It felt like a necessity, like fresh water and a pound of flour, integral and basic and something he would surely need again and again. Mal brought it back to him as such and Simon hooked his legs around his back, moving to meet him and bring him deeper and deeper. Simon’s nerves lit like stars. He threaded his fingers into Mal’s chestnut hair and tugged. Abruptly, Mal began to drive into him harder, making Simon’s spine tingle as he shuddered and groaned and spilled. Simon shivered at the thought of his seed inside him and it didn’t take more than a deft few touches to bring him off.
Mal collapsed against him, dead weight, though Simon suspected it had less to do with fatigue and more with scrounging for as much contact as possible. Simon pressed his lips against his ear and smiled. “I feel like I just consummated something.”
Mal didn’t respond at first and he immediately regretted the weight of the statement even in jest. Mal was a skittish creature, one who didn’t always know or acknowledge what he himself wanted. But after a moment Mal looked him in the eye and grinned almost imperceptibly.
“I reckon you did at that.”
Days later they rode into Amaterasu Proper fronting as a convoy of a few high bred folk with a contingent of bodyguards and crew for the sake of defending their legitimacy. Simon had the rare chance to wear his finest and not so secretly relished it, and not just because he knew every button he closed was another Mal later would undo with enthusiasm on interest. By necessity he kept the outfit light, a loose and shifting cadet blue top with a mock neck and tailored beige slacks. Jayne made fun of it a regular amount but Simon didn’t care. He always enjoyed dressing up. Almost as much as he enjoyed singlehandedly solving epidemic crises in a scant afternoon. It wasn’t anything related to his field but it also wasn’t a complicated matter—Amaterasu was a backwater that lacked medical expertise full stop, and he had the golden ticket of information. After spending a few hours passing on the proper social procedures and vaccines from his old contacts in epidemiology, he was able to walk under the sun standing tall and utterly at home in his skin.

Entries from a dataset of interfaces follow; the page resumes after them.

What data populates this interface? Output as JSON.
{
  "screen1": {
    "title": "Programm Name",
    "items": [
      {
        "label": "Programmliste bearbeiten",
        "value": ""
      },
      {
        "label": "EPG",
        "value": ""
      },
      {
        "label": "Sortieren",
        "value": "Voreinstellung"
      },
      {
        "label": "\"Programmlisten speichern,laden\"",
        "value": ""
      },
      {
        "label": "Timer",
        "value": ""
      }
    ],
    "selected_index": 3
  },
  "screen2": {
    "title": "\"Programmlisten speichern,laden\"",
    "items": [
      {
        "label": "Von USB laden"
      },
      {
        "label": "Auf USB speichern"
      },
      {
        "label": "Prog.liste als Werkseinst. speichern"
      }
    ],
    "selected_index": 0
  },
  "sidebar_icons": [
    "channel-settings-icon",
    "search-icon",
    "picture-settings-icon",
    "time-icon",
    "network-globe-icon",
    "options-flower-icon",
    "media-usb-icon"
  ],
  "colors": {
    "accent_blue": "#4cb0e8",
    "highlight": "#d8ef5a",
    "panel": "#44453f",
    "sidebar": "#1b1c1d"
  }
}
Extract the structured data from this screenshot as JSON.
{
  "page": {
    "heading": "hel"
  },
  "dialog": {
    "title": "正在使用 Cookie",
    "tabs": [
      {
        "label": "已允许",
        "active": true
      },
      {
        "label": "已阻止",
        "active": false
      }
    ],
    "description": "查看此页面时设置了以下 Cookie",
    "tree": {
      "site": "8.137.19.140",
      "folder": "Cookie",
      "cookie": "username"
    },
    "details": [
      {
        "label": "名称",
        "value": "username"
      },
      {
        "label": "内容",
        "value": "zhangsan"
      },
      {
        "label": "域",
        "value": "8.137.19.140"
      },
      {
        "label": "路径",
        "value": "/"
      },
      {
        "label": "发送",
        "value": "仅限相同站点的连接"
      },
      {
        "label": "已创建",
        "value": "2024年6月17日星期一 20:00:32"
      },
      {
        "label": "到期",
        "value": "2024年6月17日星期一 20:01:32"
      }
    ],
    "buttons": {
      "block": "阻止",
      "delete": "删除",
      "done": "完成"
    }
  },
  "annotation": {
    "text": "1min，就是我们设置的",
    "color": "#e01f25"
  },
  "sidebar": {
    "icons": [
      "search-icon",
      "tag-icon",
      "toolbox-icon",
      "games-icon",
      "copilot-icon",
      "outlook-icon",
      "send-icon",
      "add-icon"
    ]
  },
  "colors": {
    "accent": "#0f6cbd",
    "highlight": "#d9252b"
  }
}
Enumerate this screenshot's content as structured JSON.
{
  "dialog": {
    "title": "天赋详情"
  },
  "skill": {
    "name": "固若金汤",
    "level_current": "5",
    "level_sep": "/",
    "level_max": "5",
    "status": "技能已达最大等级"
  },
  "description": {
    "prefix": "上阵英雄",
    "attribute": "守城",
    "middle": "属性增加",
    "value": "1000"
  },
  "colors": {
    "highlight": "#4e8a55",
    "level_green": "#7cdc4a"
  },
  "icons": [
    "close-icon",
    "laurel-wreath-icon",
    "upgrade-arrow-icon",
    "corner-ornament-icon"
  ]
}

“Lookie here, the big damn hero,” Mal said when he saw him. He was leaning against the façade of the health ministry building, thumbs in his belt loops. “He’s a mite prettier than I expected.”
Simon grinned despite himself. “All that talk, someday someone’s going to hit you.”
Mal sauntered up to face him with a heavy step, spare inches between them. “You might have to shut me up, protect me from myself.”
“Might just,” Simon said breezily. “But you’ll have to manage yourself long enough for us to collect our reward, at least.”
Mal’s face lit up. “We’re getting’ rewarded?”
“Gift of the minister. Four bushels of apples.”
Mal’s laugh echoed high into the sky.